I am asked why I focus so much on my sobriety. Some wonder if my sobriety has become my identityPerhaps this is my identity; if my identity is an honest, dependable person I will take it. What was my identity in the past? I was a ghost. Many who are in the throes of active addiction want to know how they’ll be rewarded once sober! I tell them that they get to be sober for another day and down the line they may realize how incredible that reality would be for them. I am committed to living a certain way because it brings forth the most positivity and meaning I can offer to the world and to those around me. I have found value and purpose in life, easily overwhelming any desire to escape; I am no longer fighting, I am living. So on Friday, when life happens, I will be ok with it. I will be able to continue the life that I lead because I know it carries value, more value than I have ever had. My life means something not only to myself but to others. I have been put in a place where my strength and desire to live a life of happiness can inspire others to continue fighting until it no longer feels like a bloodbath. My entire life lies beneath my feet, and this moment is one I choose to be connected to. In order to thrive in this world, I had to find my place in it. I had to find a purpose that I don’t want to give up, something that carries meaning and love. Life will happen however it happens, I have given up the idea that I control any of it, and ever since my life has been beyond comprehension. By relinquishing control of the world I find a new control within myself, a power and purpose that pushes me to live a life that I see fit. I know that life is difficult, it isn’t always comfortable and sometimes it’s altogether exhausting. I am finally a part of this world and I have every intention of enjoying this life, no matter what it throws my way.

I am committed to living a certain way because it brings forth the most positivity and meaning I can offer to the world and to those around me. I have found value and purpose in life, easily overwhelming any desire to escape; I am no longer fighting, I am living. So on Friday, when life happens, I will be ok with it. I will be able to continue the life that I lead because I know it carries value, more value than I have ever had. My life means something not only to myself but to others. I have been put in a place where my strength and desire to live a life of happiness can inspire others to continue fighting until it no longer feels like a bloodbath. My entire life lies beneath my feet, and this moment is one I choose to be connected to. In order to thrive in this world, I had to find my place in it. I had to find a purpose that I don’t want to give up, something that carries meaning and love. Life will happen however it happens, I have given up the idea that I control any of it, and ever since my life has been beyond comprehension. By relinquishing control of the world I find a new control within myself, a power and purpose that pushes me to live a life that I see fit. I know that life is difficult, it isn’t always comfortable and sometimes it’s altogether exhausting. I am finally a part of this world and I have every intention of enjoying this life, no matter what it throws my way.

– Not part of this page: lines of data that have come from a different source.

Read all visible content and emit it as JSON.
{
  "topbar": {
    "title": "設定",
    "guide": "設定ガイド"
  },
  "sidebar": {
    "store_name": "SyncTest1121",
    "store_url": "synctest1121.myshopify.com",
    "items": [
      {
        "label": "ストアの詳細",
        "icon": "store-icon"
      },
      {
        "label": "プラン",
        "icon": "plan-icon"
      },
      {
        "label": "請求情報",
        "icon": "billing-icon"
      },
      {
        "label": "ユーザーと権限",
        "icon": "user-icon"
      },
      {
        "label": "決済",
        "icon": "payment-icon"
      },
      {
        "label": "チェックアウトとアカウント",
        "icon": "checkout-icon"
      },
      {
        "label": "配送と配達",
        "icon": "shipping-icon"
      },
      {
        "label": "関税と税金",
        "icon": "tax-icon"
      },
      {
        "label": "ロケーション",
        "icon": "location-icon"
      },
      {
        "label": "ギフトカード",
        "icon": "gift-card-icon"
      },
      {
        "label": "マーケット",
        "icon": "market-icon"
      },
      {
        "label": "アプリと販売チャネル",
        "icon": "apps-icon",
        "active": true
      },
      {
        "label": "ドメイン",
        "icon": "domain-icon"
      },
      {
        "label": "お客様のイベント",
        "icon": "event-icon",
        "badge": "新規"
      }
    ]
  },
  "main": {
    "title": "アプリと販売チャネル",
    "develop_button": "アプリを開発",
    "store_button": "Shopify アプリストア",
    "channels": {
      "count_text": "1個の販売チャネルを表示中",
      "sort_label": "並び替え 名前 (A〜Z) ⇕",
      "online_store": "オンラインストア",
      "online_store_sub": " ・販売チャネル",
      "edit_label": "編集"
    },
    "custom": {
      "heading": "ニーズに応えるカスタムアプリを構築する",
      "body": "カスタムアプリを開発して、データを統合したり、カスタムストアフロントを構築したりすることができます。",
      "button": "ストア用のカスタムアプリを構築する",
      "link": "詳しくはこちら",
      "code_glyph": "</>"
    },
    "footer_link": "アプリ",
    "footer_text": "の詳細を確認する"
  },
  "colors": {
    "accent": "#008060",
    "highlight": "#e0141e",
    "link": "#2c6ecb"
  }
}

Life lies beneath my feet, and this moment is one I choose to be connected to. In order to thrive in this world, I had to find my place in it. I had to find a purpose that I don’t want to give up, something that carries meaning and love. Life will happen however it happens, I have given up the idea that I control any of it, and since my life has been beyond comprehension. I had always felt a need to control every aspect of my life, lest I collapse in on myself, wasting chunks of my life in fear and worry over things that have nothing to do with me. The instant I released my grip and let go of a desire to control I felt harmony as though for the first time. I am finally a part of this world and I have every intention of enjoying this life, no matter what.